**Records for the task:**
==*==

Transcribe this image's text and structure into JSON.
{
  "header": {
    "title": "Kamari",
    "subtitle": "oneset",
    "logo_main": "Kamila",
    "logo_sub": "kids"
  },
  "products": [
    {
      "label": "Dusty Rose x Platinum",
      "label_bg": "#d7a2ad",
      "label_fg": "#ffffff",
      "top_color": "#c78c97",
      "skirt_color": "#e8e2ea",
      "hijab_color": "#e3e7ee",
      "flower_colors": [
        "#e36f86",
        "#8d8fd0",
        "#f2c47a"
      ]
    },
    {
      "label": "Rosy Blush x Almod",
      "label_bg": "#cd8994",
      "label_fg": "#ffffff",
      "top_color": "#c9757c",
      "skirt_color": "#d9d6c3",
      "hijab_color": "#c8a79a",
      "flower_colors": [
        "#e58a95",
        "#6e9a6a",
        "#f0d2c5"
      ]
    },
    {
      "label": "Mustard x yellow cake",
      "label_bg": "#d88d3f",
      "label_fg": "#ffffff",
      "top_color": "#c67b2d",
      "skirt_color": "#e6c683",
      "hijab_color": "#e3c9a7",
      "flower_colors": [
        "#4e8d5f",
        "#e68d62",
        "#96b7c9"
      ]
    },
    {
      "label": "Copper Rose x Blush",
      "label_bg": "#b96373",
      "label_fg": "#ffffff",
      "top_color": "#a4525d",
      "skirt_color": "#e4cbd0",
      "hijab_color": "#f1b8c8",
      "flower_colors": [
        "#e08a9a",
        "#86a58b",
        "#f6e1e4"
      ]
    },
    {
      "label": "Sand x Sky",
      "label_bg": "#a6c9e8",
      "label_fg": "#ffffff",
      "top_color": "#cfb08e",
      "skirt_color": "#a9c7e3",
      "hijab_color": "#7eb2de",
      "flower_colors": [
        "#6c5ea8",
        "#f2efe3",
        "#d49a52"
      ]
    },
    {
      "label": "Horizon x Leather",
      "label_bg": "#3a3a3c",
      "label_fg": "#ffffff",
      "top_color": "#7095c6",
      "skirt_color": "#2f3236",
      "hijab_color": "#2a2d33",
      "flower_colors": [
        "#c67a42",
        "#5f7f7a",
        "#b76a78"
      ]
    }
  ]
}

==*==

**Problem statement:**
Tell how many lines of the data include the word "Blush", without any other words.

**Task result:**
2